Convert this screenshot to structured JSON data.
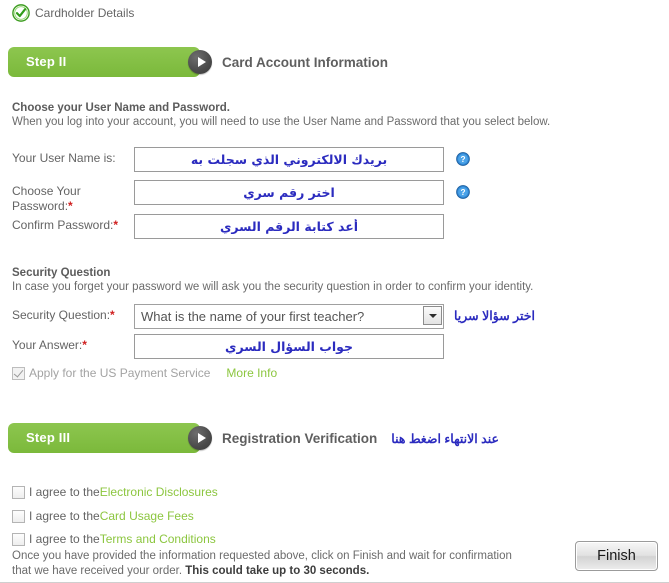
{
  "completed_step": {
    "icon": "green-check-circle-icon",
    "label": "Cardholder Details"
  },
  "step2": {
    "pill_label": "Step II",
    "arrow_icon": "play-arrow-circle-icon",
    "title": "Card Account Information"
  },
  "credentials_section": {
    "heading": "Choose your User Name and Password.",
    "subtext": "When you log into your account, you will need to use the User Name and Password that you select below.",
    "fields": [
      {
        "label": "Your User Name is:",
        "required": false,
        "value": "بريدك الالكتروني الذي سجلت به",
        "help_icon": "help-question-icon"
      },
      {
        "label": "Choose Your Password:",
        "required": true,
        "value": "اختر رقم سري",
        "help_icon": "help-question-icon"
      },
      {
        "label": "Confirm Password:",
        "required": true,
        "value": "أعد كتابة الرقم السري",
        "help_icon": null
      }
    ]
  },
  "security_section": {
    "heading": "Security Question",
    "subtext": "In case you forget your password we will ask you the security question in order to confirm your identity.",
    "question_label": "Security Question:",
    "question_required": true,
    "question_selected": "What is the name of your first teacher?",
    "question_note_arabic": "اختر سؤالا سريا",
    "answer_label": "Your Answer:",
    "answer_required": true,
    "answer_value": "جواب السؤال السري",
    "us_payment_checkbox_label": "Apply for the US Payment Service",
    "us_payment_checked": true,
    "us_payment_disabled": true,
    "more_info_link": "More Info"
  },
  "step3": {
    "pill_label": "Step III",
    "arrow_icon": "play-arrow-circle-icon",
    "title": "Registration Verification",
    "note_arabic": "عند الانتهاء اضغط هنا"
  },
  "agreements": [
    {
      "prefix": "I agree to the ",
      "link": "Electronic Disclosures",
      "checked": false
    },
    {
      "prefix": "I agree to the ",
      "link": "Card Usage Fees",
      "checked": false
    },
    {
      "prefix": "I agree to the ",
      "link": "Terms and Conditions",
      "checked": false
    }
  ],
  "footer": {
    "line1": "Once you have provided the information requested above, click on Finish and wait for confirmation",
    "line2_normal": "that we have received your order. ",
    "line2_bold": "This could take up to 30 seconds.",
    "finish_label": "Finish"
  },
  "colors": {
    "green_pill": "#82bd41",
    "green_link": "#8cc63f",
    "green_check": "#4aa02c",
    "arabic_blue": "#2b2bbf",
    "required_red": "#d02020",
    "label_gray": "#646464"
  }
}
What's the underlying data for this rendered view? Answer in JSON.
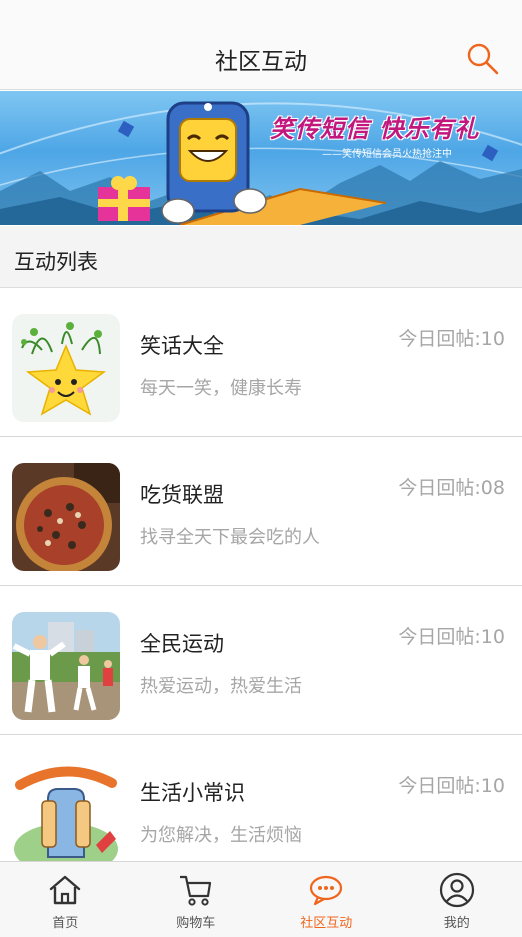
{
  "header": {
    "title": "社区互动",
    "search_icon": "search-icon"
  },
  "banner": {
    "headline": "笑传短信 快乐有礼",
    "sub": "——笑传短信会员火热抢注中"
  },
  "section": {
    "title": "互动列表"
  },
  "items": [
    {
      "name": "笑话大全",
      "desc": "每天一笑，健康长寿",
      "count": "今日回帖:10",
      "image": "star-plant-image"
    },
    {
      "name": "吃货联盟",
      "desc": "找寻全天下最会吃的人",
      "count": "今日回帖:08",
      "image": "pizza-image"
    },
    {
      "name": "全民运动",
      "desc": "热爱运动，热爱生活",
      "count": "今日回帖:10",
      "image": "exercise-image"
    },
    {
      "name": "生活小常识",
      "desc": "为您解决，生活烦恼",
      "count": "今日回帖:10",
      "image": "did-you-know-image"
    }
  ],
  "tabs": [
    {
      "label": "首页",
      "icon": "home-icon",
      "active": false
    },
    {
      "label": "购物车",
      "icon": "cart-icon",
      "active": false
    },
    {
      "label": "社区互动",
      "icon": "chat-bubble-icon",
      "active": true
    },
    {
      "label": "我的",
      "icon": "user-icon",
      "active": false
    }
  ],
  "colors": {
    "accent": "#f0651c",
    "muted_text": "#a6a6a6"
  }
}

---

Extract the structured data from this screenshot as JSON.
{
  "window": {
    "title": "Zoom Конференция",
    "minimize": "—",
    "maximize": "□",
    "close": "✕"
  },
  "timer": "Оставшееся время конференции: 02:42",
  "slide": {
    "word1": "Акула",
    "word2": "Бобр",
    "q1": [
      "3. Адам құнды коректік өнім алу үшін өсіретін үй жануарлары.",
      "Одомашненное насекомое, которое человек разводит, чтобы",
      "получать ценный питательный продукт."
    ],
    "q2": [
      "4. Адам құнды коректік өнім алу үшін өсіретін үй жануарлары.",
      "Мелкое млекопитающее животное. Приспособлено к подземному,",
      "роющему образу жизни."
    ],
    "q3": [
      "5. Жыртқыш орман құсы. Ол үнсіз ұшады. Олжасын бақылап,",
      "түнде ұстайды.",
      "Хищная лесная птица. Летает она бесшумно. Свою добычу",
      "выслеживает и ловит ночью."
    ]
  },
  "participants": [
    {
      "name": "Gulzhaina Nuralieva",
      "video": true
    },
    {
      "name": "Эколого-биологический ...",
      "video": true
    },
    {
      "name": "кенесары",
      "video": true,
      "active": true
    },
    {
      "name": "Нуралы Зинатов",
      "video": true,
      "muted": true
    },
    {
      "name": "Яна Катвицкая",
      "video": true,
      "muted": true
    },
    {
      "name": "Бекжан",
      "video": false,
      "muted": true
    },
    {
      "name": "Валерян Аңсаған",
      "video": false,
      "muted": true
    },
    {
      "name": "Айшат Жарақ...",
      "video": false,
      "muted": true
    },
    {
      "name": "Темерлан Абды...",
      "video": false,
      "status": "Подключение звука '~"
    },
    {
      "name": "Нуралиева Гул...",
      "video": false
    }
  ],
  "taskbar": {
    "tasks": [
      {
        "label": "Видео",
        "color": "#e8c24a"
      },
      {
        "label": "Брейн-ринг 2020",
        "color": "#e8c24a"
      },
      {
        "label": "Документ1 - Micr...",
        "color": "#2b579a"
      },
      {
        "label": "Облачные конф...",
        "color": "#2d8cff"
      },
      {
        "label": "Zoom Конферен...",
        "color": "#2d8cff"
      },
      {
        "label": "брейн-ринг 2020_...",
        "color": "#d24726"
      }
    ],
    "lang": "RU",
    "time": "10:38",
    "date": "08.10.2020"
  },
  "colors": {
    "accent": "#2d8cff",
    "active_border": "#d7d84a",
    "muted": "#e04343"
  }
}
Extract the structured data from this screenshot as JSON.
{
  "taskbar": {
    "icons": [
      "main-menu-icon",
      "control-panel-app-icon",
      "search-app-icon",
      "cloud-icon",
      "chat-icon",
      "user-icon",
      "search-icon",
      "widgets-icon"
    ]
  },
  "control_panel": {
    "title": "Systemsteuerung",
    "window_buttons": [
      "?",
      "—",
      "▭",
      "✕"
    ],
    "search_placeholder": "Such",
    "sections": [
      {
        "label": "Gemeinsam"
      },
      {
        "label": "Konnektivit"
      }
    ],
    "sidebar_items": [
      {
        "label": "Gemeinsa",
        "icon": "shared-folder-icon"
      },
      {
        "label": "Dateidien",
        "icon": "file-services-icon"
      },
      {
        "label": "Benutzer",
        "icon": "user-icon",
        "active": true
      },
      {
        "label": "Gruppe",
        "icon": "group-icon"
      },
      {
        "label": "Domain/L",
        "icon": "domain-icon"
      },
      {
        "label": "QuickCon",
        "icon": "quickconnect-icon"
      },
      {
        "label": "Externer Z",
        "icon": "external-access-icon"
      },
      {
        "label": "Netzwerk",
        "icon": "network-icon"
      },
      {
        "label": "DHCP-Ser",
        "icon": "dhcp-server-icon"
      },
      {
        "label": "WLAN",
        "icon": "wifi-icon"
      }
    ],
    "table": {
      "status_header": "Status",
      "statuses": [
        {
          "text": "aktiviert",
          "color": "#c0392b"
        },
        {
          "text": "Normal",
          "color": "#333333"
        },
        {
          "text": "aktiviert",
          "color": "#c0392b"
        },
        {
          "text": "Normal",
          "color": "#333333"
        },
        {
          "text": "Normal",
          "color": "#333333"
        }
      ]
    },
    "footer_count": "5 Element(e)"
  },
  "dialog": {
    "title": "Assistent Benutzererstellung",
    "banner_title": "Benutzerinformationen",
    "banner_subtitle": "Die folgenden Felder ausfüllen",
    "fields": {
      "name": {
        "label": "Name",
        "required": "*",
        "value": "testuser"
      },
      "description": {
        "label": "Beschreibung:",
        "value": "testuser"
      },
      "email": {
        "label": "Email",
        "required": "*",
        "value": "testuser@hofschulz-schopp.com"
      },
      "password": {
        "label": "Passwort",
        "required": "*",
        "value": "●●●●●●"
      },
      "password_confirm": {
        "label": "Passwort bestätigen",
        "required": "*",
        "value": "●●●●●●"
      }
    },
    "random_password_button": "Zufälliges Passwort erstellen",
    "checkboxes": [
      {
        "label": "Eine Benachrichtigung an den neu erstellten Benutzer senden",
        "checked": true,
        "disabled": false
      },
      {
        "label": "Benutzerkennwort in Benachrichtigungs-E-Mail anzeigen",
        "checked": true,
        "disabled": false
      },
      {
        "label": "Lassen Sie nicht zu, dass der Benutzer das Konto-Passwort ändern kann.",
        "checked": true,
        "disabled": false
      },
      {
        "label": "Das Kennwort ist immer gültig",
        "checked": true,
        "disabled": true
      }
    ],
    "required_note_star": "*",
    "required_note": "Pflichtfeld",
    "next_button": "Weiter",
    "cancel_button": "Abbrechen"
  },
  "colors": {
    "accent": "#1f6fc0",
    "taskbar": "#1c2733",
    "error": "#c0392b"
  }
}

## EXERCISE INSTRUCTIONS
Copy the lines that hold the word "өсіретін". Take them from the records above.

## TASK ANSWER
      "3. Адам құнды коректік өнім алу үшін өсіретін үй жануарлары.",
      "4. Адам құнды коректік өнім алу үшін өсіретін үй жануарлары.",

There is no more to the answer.